    3) You can store a LOT of data in cloud space for pretty cheap. Accessing your stored data, however, is a whole different kettle of fish. You can’t stream your stored music and videos without an active Internet connection, for one thing. For another, if you’re on Verizon or at&t, you can only access so much per month without paying overage fees.

    So, external SD support should be mandated by Google for ALL phones running their OS. That concludes my rant.

  • guy with guts

    Perfectly agree with that google play gift card issue. My uncle and few friends are reluctant to give their credit card info online. I think a google play gift card would be a huge point for emerging markets. Also play store needs improvement especially in search. There should be a category filter for search. I searched for widgets but got many results for themes. Lol.

    • jules

      I certainly also will not put my creditcard info in G-Wallet. That’s why I buy 3V prepaid creditcard coupure from Visa for buying apps.

  • Otto Andersson

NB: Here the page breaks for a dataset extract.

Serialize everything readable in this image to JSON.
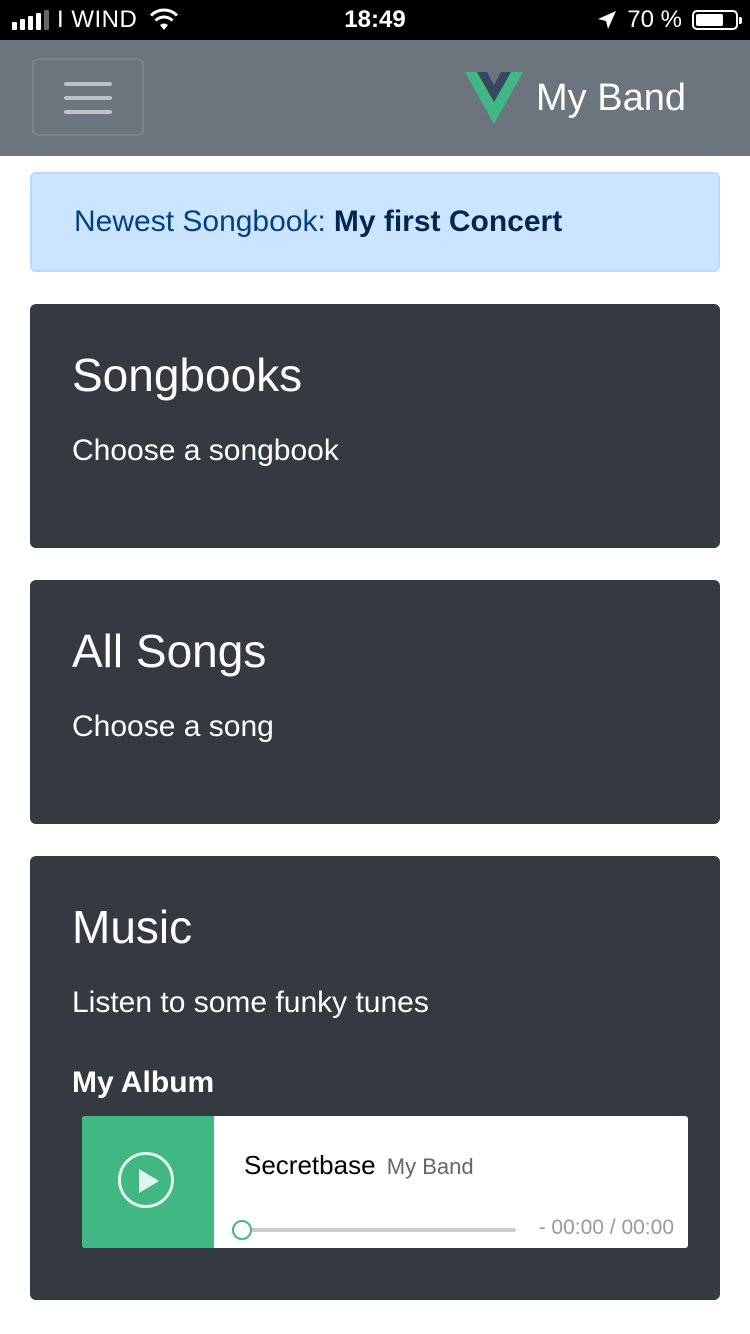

    Great points! I would love for Google to better optimize their OS for tablets and even desktops. Using stock on nexus 10 feels very disappointing in a 10 inch tablet.

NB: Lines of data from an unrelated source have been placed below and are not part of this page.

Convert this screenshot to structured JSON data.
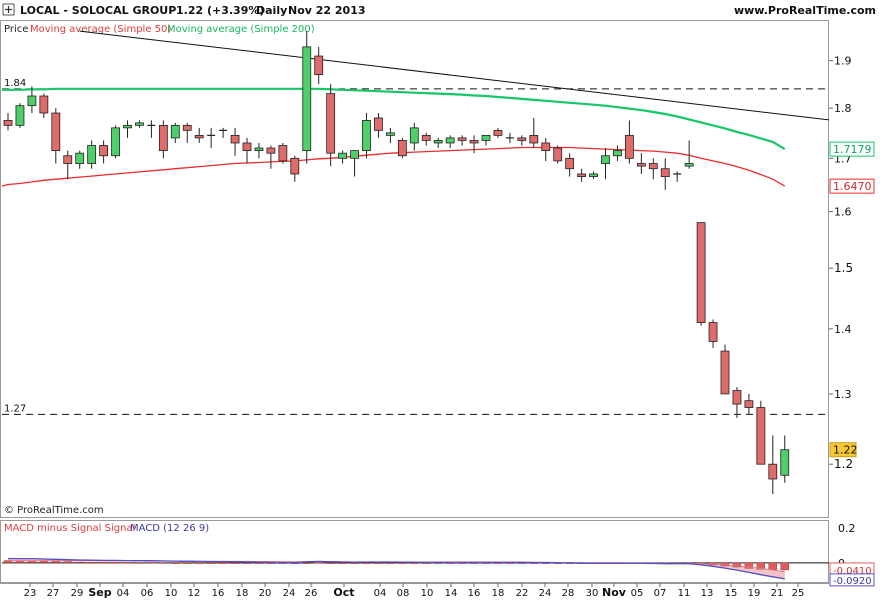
{
  "header": {
    "symbol": "LOCAL - SOLOCAL GROUP",
    "quote": "1.22 (+3.39%)",
    "period": "Daily",
    "date": "Nov 22 2013",
    "site": "www.ProRealTime.com",
    "watermark": "© ProRealTime.com"
  },
  "legend": {
    "price": "Price",
    "ma50": "Moving average (Simple 50)",
    "ma200": "Moving average (Simple 200)"
  },
  "macd_legend": {
    "hist": "MACD minus Signal Signal",
    "macd": "MACD (12 26 9)"
  },
  "colors": {
    "up": "#4ecf6a",
    "down": "#e06b6b",
    "ma50": "#ee2b2b",
    "ma200": "#16c765",
    "trend": "#111111",
    "macd_line": "#5050c8",
    "signal_fill": "#f3b7bd",
    "hist": "#e05c5c",
    "last_price_bg": "#f6c834"
  },
  "chart_data": [
    {
      "type": "candlestick",
      "title": "LOCAL - SOLOCAL GROUP",
      "yaxis": {
        "ticks": [
          1.9,
          1.8,
          1.7,
          1.6,
          1.5,
          1.4,
          1.3,
          1.2
        ],
        "labels": [
          "1.9",
          "1.8",
          "1.7",
          "1.6",
          "1.5",
          "1.4",
          "1.3",
          "1.2"
        ],
        "ylim": [
          1.13,
          1.99
        ],
        "scale": "log"
      },
      "xaxis": {
        "labels": [
          "23",
          "27",
          "29",
          "Sep",
          "04",
          "06",
          "10",
          "12",
          "16",
          "18",
          "20",
          "24",
          "26",
          "Oct",
          "04",
          "08",
          "10",
          "14",
          "16",
          "18",
          "22",
          "24",
          "28",
          "30",
          "Nov",
          "05",
          "07",
          "11",
          "13",
          "15",
          "19",
          "21",
          "25"
        ],
        "bold": [
          "Sep",
          "Oct",
          "Nov"
        ]
      },
      "hlines": [
        {
          "value": 1.84,
          "label": "1.84"
        },
        {
          "value": 1.27,
          "label": "1.27"
        }
      ],
      "trendline": {
        "from": {
          "index": 6,
          "value": 1.965
        },
        "to_axis": {
          "value": 1.776
        }
      },
      "badges": [
        {
          "value": 1.7179,
          "label": "1.7179",
          "series": "ma200"
        },
        {
          "value": 1.647,
          "label": "1.6470",
          "series": "ma50"
        },
        {
          "value": 1.22,
          "label": "1.22",
          "series": "price"
        }
      ],
      "ohlc": [
        [
          1.775,
          1.79,
          1.755,
          1.765
        ],
        [
          1.765,
          1.81,
          1.76,
          1.805
        ],
        [
          1.805,
          1.845,
          1.79,
          1.825
        ],
        [
          1.825,
          1.83,
          1.78,
          1.79
        ],
        [
          1.79,
          1.8,
          1.69,
          1.715
        ],
        [
          1.705,
          1.715,
          1.66,
          1.69
        ],
        [
          1.69,
          1.715,
          1.68,
          1.71
        ],
        [
          1.69,
          1.735,
          1.68,
          1.725
        ],
        [
          1.725,
          1.735,
          1.69,
          1.705
        ],
        [
          1.705,
          1.765,
          1.7,
          1.76
        ],
        [
          1.76,
          1.775,
          1.74,
          1.765
        ],
        [
          1.765,
          1.775,
          1.76,
          1.77
        ],
        [
          1.765,
          1.775,
          1.74,
          1.765
        ],
        [
          1.765,
          1.775,
          1.7,
          1.715
        ],
        [
          1.74,
          1.77,
          1.73,
          1.765
        ],
        [
          1.765,
          1.77,
          1.73,
          1.755
        ],
        [
          1.745,
          1.76,
          1.73,
          1.74
        ],
        [
          1.745,
          1.76,
          1.72,
          1.745
        ],
        [
          1.755,
          1.76,
          1.74,
          1.755
        ],
        [
          1.745,
          1.76,
          1.705,
          1.73
        ],
        [
          1.73,
          1.74,
          1.69,
          1.715
        ],
        [
          1.715,
          1.73,
          1.7,
          1.72
        ],
        [
          1.72,
          1.725,
          1.68,
          1.71
        ],
        [
          1.725,
          1.73,
          1.69,
          1.695
        ],
        [
          1.7,
          1.705,
          1.655,
          1.67
        ],
        [
          1.715,
          1.965,
          1.69,
          1.93
        ],
        [
          1.91,
          1.93,
          1.85,
          1.87
        ],
        [
          1.83,
          1.85,
          1.685,
          1.71
        ],
        [
          1.7,
          1.715,
          1.69,
          1.71
        ],
        [
          1.7,
          1.715,
          1.665,
          1.715
        ],
        [
          1.715,
          1.79,
          1.7,
          1.775
        ],
        [
          1.78,
          1.79,
          1.74,
          1.755
        ],
        [
          1.745,
          1.76,
          1.73,
          1.75
        ],
        [
          1.735,
          1.74,
          1.7,
          1.705
        ],
        [
          1.73,
          1.77,
          1.715,
          1.76
        ],
        [
          1.745,
          1.75,
          1.725,
          1.735
        ],
        [
          1.73,
          1.74,
          1.72,
          1.735
        ],
        [
          1.73,
          1.745,
          1.72,
          1.74
        ],
        [
          1.74,
          1.745,
          1.725,
          1.735
        ],
        [
          1.735,
          1.745,
          1.71,
          1.73
        ],
        [
          1.735,
          1.745,
          1.725,
          1.745
        ],
        [
          1.755,
          1.76,
          1.74,
          1.745
        ],
        [
          1.74,
          1.75,
          1.73,
          1.74
        ],
        [
          1.74,
          1.745,
          1.725,
          1.735
        ],
        [
          1.745,
          1.78,
          1.72,
          1.73
        ],
        [
          1.73,
          1.74,
          1.695,
          1.715
        ],
        [
          1.72,
          1.725,
          1.69,
          1.695
        ],
        [
          1.7,
          1.71,
          1.665,
          1.68
        ],
        [
          1.67,
          1.68,
          1.655,
          1.665
        ],
        [
          1.665,
          1.675,
          1.66,
          1.67
        ],
        [
          1.69,
          1.72,
          1.66,
          1.705
        ],
        [
          1.705,
          1.725,
          1.695,
          1.715
        ],
        [
          1.745,
          1.775,
          1.69,
          1.7
        ],
        [
          1.69,
          1.71,
          1.67,
          1.685
        ],
        [
          1.69,
          1.7,
          1.66,
          1.68
        ],
        [
          1.68,
          1.7,
          1.64,
          1.665
        ],
        [
          1.67,
          1.675,
          1.655,
          1.67
        ],
        [
          1.685,
          1.735,
          1.68,
          1.69
        ],
        [
          1.58,
          1.58,
          1.405,
          1.41
        ],
        [
          1.41,
          1.415,
          1.37,
          1.38
        ],
        [
          1.365,
          1.375,
          1.3,
          1.3
        ],
        [
          1.305,
          1.31,
          1.265,
          1.285
        ],
        [
          1.29,
          1.3,
          1.27,
          1.28
        ],
        [
          1.28,
          1.29,
          1.2,
          1.2
        ],
        [
          1.2,
          1.24,
          1.16,
          1.18
        ],
        [
          1.185,
          1.24,
          1.175,
          1.22
        ]
      ],
      "ma50": [
        1.65,
        1.652,
        1.655,
        1.658,
        1.66,
        1.662,
        1.664,
        1.666,
        1.668,
        1.67,
        1.672,
        1.674,
        1.676,
        1.678,
        1.68,
        1.682,
        1.684,
        1.686,
        1.688,
        1.69,
        1.691,
        1.692,
        1.693,
        1.694,
        1.695,
        1.697,
        1.699,
        1.7,
        1.702,
        1.704,
        1.706,
        1.708,
        1.71,
        1.711,
        1.712,
        1.713,
        1.714,
        1.715,
        1.716,
        1.717,
        1.718,
        1.719,
        1.72,
        1.721,
        1.721,
        1.721,
        1.721,
        1.721,
        1.72,
        1.719,
        1.718,
        1.717,
        1.716,
        1.715,
        1.714,
        1.712,
        1.71,
        1.706,
        1.7,
        1.695,
        1.69,
        1.684,
        1.677,
        1.669,
        1.66,
        1.647
      ],
      "ma200": [
        1.838,
        1.838,
        1.839,
        1.839,
        1.84,
        1.84,
        1.84,
        1.84,
        1.84,
        1.84,
        1.84,
        1.84,
        1.84,
        1.84,
        1.84,
        1.84,
        1.84,
        1.84,
        1.84,
        1.84,
        1.84,
        1.84,
        1.84,
        1.84,
        1.84,
        1.84,
        1.84,
        1.839,
        1.838,
        1.837,
        1.836,
        1.835,
        1.834,
        1.833,
        1.832,
        1.831,
        1.83,
        1.829,
        1.828,
        1.826,
        1.825,
        1.823,
        1.821,
        1.819,
        1.817,
        1.815,
        1.813,
        1.811,
        1.809,
        1.807,
        1.805,
        1.802,
        1.799,
        1.796,
        1.792,
        1.788,
        1.783,
        1.777,
        1.771,
        1.765,
        1.759,
        1.752,
        1.746,
        1.739,
        1.732,
        1.7179
      ]
    },
    {
      "type": "macd",
      "title": "MACD (12 26 9)",
      "yaxis": {
        "ticks": [
          0.2,
          0,
          -0.041,
          -0.092
        ],
        "labels": [
          "0.2",
          "0",
          "-0.0410",
          "-0.0920"
        ],
        "ylim": [
          -0.11,
          0.24
        ]
      },
      "last_values": {
        "hist": -0.041,
        "macd": -0.092
      },
      "macd": [
        0.025,
        0.024,
        0.024,
        0.022,
        0.02,
        0.018,
        0.016,
        0.015,
        0.014,
        0.014,
        0.013,
        0.012,
        0.012,
        0.011,
        0.01,
        0.009,
        0.008,
        0.007,
        0.007,
        0.006,
        0.005,
        0.004,
        0.003,
        0.002,
        0.001,
        0.006,
        0.008,
        0.006,
        0.005,
        0.004,
        0.005,
        0.005,
        0.005,
        0.004,
        0.004,
        0.003,
        0.003,
        0.003,
        0.003,
        0.003,
        0.003,
        0.003,
        0.003,
        0.003,
        0.002,
        0.001,
        0.0,
        -0.001,
        -0.002,
        -0.003,
        -0.003,
        -0.003,
        -0.003,
        -0.003,
        -0.004,
        -0.005,
        -0.005,
        -0.005,
        -0.012,
        -0.02,
        -0.03,
        -0.042,
        -0.055,
        -0.068,
        -0.08,
        -0.092
      ],
      "signal": [
        0.012,
        0.012,
        0.012,
        0.012,
        0.012,
        0.012,
        0.012,
        0.012,
        0.011,
        0.011,
        0.011,
        0.011,
        0.01,
        0.01,
        0.01,
        0.01,
        0.009,
        0.009,
        0.009,
        0.008,
        0.008,
        0.007,
        0.007,
        0.006,
        0.006,
        0.006,
        0.006,
        0.006,
        0.006,
        0.005,
        0.005,
        0.005,
        0.005,
        0.005,
        0.005,
        0.004,
        0.004,
        0.004,
        0.004,
        0.004,
        0.004,
        0.004,
        0.003,
        0.003,
        0.003,
        0.003,
        0.002,
        0.002,
        0.001,
        0.001,
        0.0,
        0.0,
        -0.001,
        -0.001,
        -0.002,
        -0.002,
        -0.003,
        -0.003,
        -0.005,
        -0.008,
        -0.012,
        -0.018,
        -0.024,
        -0.032,
        -0.041,
        -0.051
      ],
      "hist": [
        0.013,
        0.012,
        0.012,
        0.01,
        0.008,
        0.006,
        0.004,
        0.003,
        0.003,
        0.003,
        0.002,
        0.001,
        0.002,
        0.001,
        0.0,
        -0.001,
        -0.001,
        -0.002,
        -0.002,
        -0.002,
        -0.003,
        -0.003,
        -0.004,
        -0.004,
        -0.005,
        0.0,
        0.002,
        0.0,
        -0.001,
        -0.001,
        0.0,
        0.0,
        0.0,
        -0.001,
        -0.001,
        -0.001,
        -0.001,
        -0.001,
        -0.001,
        -0.001,
        -0.001,
        -0.001,
        0.0,
        0.0,
        -0.001,
        -0.002,
        -0.002,
        -0.003,
        -0.003,
        -0.004,
        -0.003,
        -0.003,
        -0.002,
        -0.002,
        -0.002,
        -0.003,
        -0.002,
        -0.002,
        -0.007,
        -0.012,
        -0.018,
        -0.024,
        -0.031,
        -0.036,
        -0.039,
        -0.041
      ]
    }
  ]
}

  • Jovan Johnson

    I wish they would fix the audio latency so we could have better music apps

  • k

    While bring low spec devcies from GB to JB fixes fragmentation, it increases lag as JB is more resource heavy than GB. Manufacturers should bring them to kitkat directly

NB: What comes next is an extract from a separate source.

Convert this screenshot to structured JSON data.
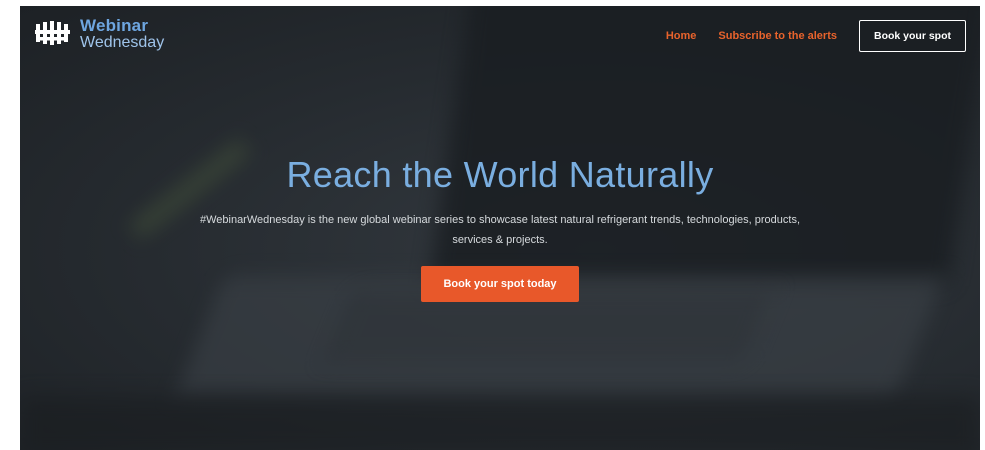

    • K

      I mean while ”bringing”…

  • Gator352

    Even with the new TTS 2.4 update, it’s worthless. Doesn’t work in navigation and maps and still sounds like crap compared to other TTSs like SVOX. Also, read out text natively through BT. Come on Android team….you can do so much better….

  • qrayZ

    USB host isn’t working after KitKat update on my Moto G.

  • kyle

    here’s the idea the phone companies HTC, Samsung, LG, etc., they make phones when they sell those phones that’s when they make money so they have to make more phones and more phones so that you keep buying phones for them to stay in business it’s not completely in their best interest for you to have a updated phone when you could be buying a new phone from them to make money. I believe that is a problem. Here’s how you can fix it Google makes money on the advertising that those phones are carrying to you the consumer if instead those carriers got a very small percentage of the advertising dollars for the devices they made as long as they keep those phones on the latest and greatest operating system if you gave them a set time let’s say 6 months to the day to get their phones to the new operating system, from the day its release. Now here’s the advantage those phone companies continue to make money after they sell you the phone on what you do with the phone Internet apps and so on the advertising dollars Google gets does phone companies get a small part of it now it is in their best interest to update their phones to continue to make money that doesn’t cost you as a consumer more money. Intern those phone companies now make better phones with better specifications for a cheaper price so that you are happier even longer owning your device that will be updated for longer periods of time. Did vanish to Google will be if these phone companies don’t update their devices after maybe 2 updates in all advertising dollars generated go on hundred percent to Google but the phone companies and then don’t continue to make money. Samsung sold 20 million galaxy s3 devices or whatever it was if 10 million of those phones are still in use and they were making on the average a penny a day per device they would have the money two warrants to update those phones for the customer to keep them longer. In turn the cell phone carriers Sprint, Verizon,ect, would actually have the advantage of not paying a subsidary cost that you’re paying for every month now if they continue to be able to get a better deal to those who own their phone out right after your 2 year contract because you’re still happy with your device that still works well and continues to maybe be updated they make more money and you’re happier customer more companies would want to make a phone with Google based upon this information you would make a better phone with better specs because it would be more updated by Google and the phone company.